Take the 2-minute tour ×
Stack Overflow is a question and answer site for professional and enthusiast programmers. It's 100% free.

How can I configure my EC2 instance so that one specific wildcard domain (e.g. resolves to some IP that I've chosen (e.g., and all other DNS resolution proceeds as usual?

Adding the following line to my /etc/hosts file didn't help:
share|improve this question

1 Answer 1

All systems have a hosts file in which you can override specific DNS lookips. On linux based systems it should be /etc/hosts. In windows its somewhere in the windows folder.

The format is very simple, but you want to be careful about deleting anything already in it. Each line is set up as mydomain.com

share|improve this answer
Thanks, but that didn't quite work. I've updated my question with an additional detail. –  Amit Kumar Gupta Sep 29 '13 at 3:07
This will set the dns resolution for your requests originating from your instance. Are you trying to do something else? –  datasage Sep 29 '13 at 3:09
I have a "workstation" EC2 instance, a "warden" EC2 instance, and a "router" warden-container inside the "warden" instance (a VM inside another VM). Let's say the have IPs w.o.r.k, w.a.r.d, and r.o.u.t respectively. From inside the "warden" VM, I can make requests to the router like so: <host>.r.o.u.t.xip.io. However the r.o.u.t is not reachable from the rest of the world, in particular I can't reach it from the workstation. I'd like to be able to make the same request from the workstation VM to the router. –  Amit Kumar Gupta Sep 29 '13 at 3:20
My current approach is kinda complicated, I'm open to better suggestions. If I can get r.o.u.t.xip.io to resolve to w.a.r.d on my workstation, and then have nginx running on the warden VM to proxy requests (from <host>.r.o.u.t.xip.io/<path> to <host>.r.o.u.t.xip.io/<path>) then I think this will work. –  Amit Kumar Gupta Sep 29 '13 at 3:23

Your Answer


By posting your answer, you agree to the privacy policy and terms of service.

Not the answer you're looking for?
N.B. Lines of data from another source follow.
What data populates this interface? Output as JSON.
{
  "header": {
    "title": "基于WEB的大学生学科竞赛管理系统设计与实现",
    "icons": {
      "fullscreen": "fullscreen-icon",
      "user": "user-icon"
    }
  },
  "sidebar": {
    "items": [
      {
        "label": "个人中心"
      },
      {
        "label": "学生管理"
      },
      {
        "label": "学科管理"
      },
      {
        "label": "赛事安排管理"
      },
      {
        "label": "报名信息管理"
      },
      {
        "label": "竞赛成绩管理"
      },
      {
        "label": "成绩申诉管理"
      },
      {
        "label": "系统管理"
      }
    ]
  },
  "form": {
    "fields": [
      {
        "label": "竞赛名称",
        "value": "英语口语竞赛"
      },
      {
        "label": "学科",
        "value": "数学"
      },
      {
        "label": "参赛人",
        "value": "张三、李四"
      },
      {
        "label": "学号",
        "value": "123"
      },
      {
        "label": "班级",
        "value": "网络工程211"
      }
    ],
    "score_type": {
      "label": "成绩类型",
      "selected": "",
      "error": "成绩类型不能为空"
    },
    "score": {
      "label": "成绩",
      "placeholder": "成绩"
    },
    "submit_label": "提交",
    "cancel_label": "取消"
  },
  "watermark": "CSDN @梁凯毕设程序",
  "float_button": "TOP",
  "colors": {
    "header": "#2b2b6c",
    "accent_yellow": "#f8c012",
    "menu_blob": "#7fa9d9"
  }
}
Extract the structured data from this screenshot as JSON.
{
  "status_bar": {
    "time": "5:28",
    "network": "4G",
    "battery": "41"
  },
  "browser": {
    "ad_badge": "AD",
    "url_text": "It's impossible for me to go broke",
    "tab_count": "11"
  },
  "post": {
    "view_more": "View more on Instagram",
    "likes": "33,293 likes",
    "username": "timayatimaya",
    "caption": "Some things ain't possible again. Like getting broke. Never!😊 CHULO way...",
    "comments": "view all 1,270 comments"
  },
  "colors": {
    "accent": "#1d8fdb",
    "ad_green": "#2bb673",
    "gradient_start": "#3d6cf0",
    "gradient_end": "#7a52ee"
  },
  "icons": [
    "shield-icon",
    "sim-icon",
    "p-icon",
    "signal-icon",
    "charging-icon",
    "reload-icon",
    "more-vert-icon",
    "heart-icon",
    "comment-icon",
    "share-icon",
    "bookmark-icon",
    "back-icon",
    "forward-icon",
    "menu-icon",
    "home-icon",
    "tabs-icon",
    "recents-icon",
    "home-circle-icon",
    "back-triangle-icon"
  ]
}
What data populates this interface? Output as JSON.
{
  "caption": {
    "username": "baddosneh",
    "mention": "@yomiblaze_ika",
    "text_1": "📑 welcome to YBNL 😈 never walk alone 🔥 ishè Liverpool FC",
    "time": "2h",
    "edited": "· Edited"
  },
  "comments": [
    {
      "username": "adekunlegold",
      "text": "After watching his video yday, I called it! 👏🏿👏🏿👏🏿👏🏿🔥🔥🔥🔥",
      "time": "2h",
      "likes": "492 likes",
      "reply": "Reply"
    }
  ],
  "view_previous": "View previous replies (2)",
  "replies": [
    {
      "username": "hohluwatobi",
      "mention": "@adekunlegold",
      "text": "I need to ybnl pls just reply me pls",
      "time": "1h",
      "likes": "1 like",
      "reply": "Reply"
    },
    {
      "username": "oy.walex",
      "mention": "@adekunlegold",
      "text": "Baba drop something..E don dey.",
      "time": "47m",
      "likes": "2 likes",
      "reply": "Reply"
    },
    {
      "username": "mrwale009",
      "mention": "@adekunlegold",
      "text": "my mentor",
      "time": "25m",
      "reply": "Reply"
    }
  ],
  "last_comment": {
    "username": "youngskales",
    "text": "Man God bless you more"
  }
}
Browse other questions tagged or ask your own question.